A recent study by Schwab Center for Financial Research found that bad market timing is worse than investing any available cash immediately, regardless of the market conditions at the time of investing. This indicates that even in market downturns, or just before a downturn, investors who invest immediately and remain invested will be better off than those who stay on the sidelines or attempt to time the market.
Take a look at Schwab’s graph below, which shows just how much more a fully invested portfolio earned over the course of 20 years. The “invest immediately” approach earned approximately $14,000 more in growth than a portfolio with bad market timing, and $91,000 more than a portfolio that stayed in cash.
What’s more, over time that extra $14,000 or $91,000 will have the opportunity to grow even more thanks to compounded interest. Even if the market fluctuates in the short term, the odds are high that a solid investment strategy will grow over time.
Another graph by Hartford Funds and Morningstar shows what happens if you miss the best days in the market, which often closely follow a major downturn and can be just as difficult to predict. An investor who missed the 10 best days in the market between 1992 and 2021 would have earned 54% less than someone who was fully invested during the same time period.
Someone who missed the 30 best market days would have earned a whopping $172,000 (83%) less than their fully invested counterpart. The research is based on a $10,000 initial investment, but these numbers would be much more dramatic if you were dealing with a $100,000 or even a $1,000,000 portfolio.

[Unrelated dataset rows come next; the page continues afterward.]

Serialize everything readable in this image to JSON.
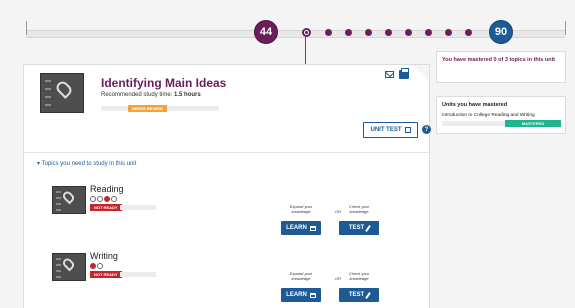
{
  "progress": {
    "start_value": "44",
    "end_value": "90",
    "step_count": 10,
    "current_step": 1,
    "accent_color": "#6b1d5a",
    "end_color": "#1e5b96"
  },
  "unit": {
    "title": "Identifying Main Ideas",
    "study_time_label": "Recommended study time:",
    "study_time_value": "1.5 hours",
    "badge": "NEEDS REVIEW",
    "badge_color": "#f4a23a",
    "unit_test_label": "UNIT TEST",
    "help_label": "?",
    "icon": "map-pin-book-icon"
  },
  "topics_header": "▾ Topics you need to study in this unit",
  "topics": [
    {
      "name": "Reading",
      "status": "NOT READY",
      "dots_filled": 1,
      "dots_total": 4,
      "learn_hint": "Expand your knowledge",
      "or_label": "OR",
      "test_hint": "Check your knowledge",
      "learn_label": "LEARN",
      "test_label": "TEST"
    },
    {
      "name": "Writing",
      "status": "NOT READY",
      "dots_filled": 1,
      "dots_total": 2,
      "learn_hint": "Expand your knowledge",
      "or_label": "OR",
      "test_hint": "Check your knowledge",
      "learn_label": "LEARN",
      "test_label": "TEST"
    }
  ],
  "sidebar": {
    "summary": "You have mastered 0 of 3 topics in this unit",
    "units_mastered_heading": "Units you have mastered",
    "mastered_units": [
      {
        "name": "Introduction to College Reading and Writing",
        "status": "MASTERED",
        "status_color": "#1fb58f"
      }
    ]
  }
}
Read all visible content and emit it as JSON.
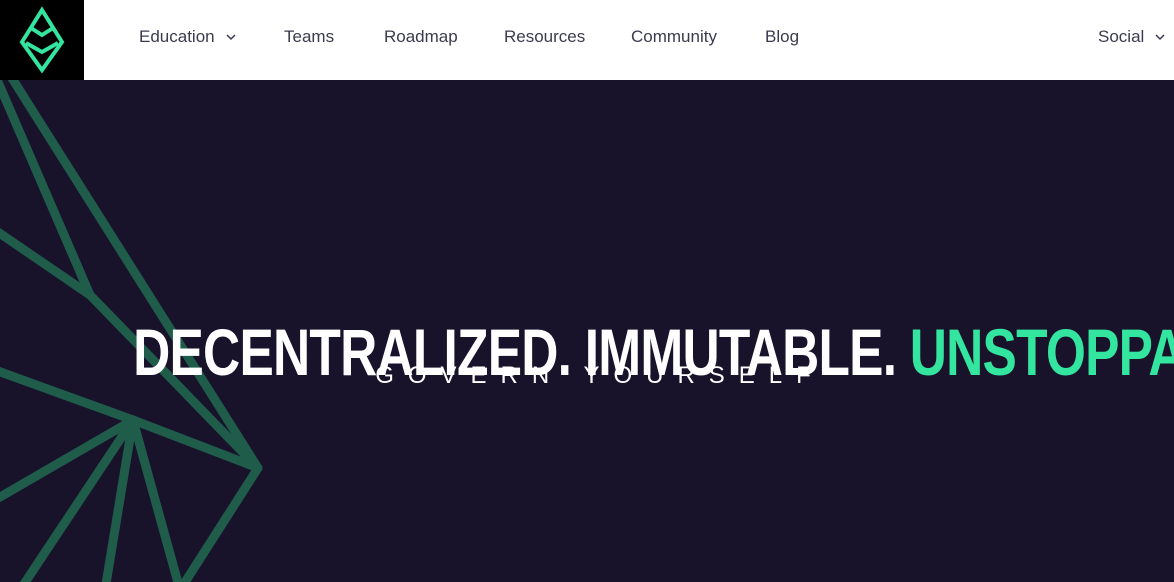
{
  "brand": {
    "logo_icon": "etc-diamond-logo-icon",
    "logo_color": "#33e59e"
  },
  "nav": {
    "education": "Education",
    "teams": "Teams",
    "roadmap": "Roadmap",
    "resources": "Resources",
    "community": "Community",
    "blog": "Blog",
    "social": "Social"
  },
  "hero": {
    "headline_white": "DECENTRALIZED. IMMUTABLE.",
    "headline_accent": "UNSTOPPABLE.",
    "tagline": "GOVERN YOURSELF",
    "accent_color": "#33e59e",
    "background_color": "#18122b",
    "graphic_line_color": "#1f5c4a"
  }
}
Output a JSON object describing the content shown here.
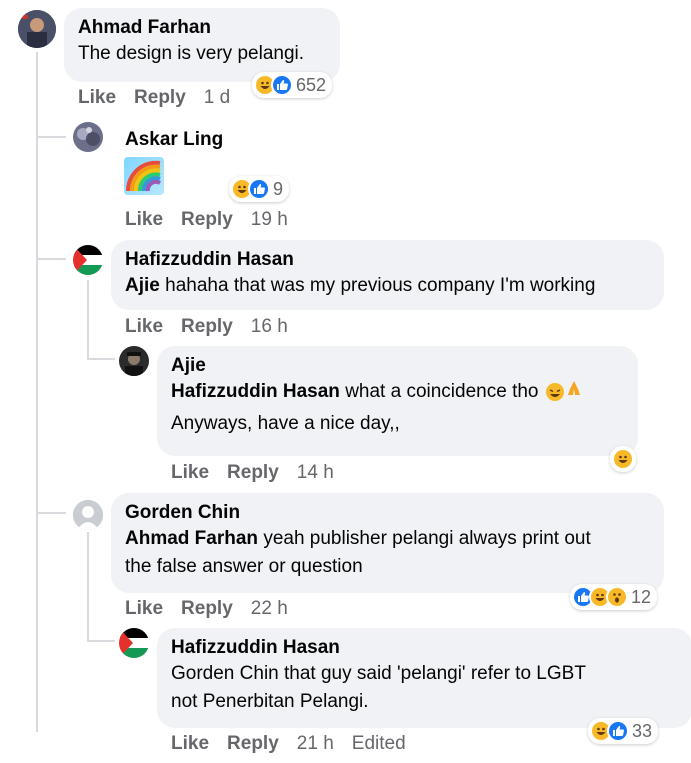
{
  "comments": [
    {
      "author": "Ahmad Farhan",
      "text": "The design is very pelangi.",
      "like": "Like",
      "reply": "Reply",
      "time": "1 d",
      "reaction_count": "652"
    },
    {
      "author": "Askar Ling",
      "like": "Like",
      "reply": "Reply",
      "time": "19 h",
      "reaction_count": "9"
    },
    {
      "author": "Hafizzuddin Hasan",
      "mention": "Ajie",
      "text": "hahaha that was my previous company I'm working",
      "like": "Like",
      "reply": "Reply",
      "time": "16 h"
    },
    {
      "author": "Ajie",
      "mention": "Hafizzuddin Hasan",
      "text": "what a coincidence tho",
      "text2": "Anyways, have a nice day,,",
      "like": "Like",
      "reply": "Reply",
      "time": "14 h"
    },
    {
      "author": "Gorden Chin",
      "mention": "Ahmad Farhan",
      "text": "yeah publisher pelangi always print out",
      "text_line2": "the false answer or question",
      "like": "Like",
      "reply": "Reply",
      "time": "22 h",
      "reaction_count": "12"
    },
    {
      "author": "Hafizzuddin Hasan",
      "text": "Gorden Chin that guy said 'pelangi' refer to LGBT",
      "text_line2": "not Penerbitan Pelangi.",
      "like": "Like",
      "reply": "Reply",
      "time": "21 h",
      "edited": "Edited",
      "reaction_count": "33"
    }
  ],
  "colors": {
    "bubble": "#f0f2f5",
    "meta": "#65676b",
    "like_blue": "#1877f2",
    "haha_yellow": "#f7b928",
    "thread_line": "#d8dade"
  }
}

The time value of money tells us that a dollar today is worth more than a dollar tomorrow, and this is certainly the case when it comes to investing. The longer you are invested, the more likely you are to ride out the day-to-day market fluctuations and experience growth instead.
Are You Missing Out on Opportunities for Growth?
Don’t cheat yourself out of opportunities for growth by prematurely timing the market or letting your emotions drive your investment strategy. No matter where you are in life or how complex your financial situation is, we can help you organize, protect, and grow the assets you count on to provide for you and your family. If you want to start a conversation and create your ideal investment strategy, call (972) 403-1234 or contact us online to set up a complimentary get-acquainted meeting so we can see if we are a good fit!
Bryan Lee is the founder and president of Strategic Financial Planning, Inc., an independent, fee-only financial advisory firm. With more than 27 years of industry experience, Bryan uses a unique client-first financial life planning approach and process to help his clients get the most out of life. Bryan earned his Bachelor of Business Administration in finance and his MBA in international finance from the University of North Texas. He is also a CERTIFIED FINANCIAL PLANNER™ professional.
Bryan is actively involved in his community and industry and has served on the boards of several associations and charities, including the Dallas/Fort Worth chapter of the Financial Planning Association, the National Association of Personal Financial Advisors, Family Services of Plano, the CITY House, and the Journal of Financial Planning. Bryan has been featured in local and national media, including The Wall Street Journal, Investors Business Daily, CNNfn, USA Today, SmartMoney, Kiplinger’s Personal Finance, Financial Planning Magazine, The Dallas Morning News, and Dow Jones Newswires. And, he has been recognized as a Five Star Wealth Manager and one of Dallas’s Best Financial Planners in D Magazine every year since its inception and recently as a Top Wealth Manager. To learn more about Bryan, connect with him on LinkedIn.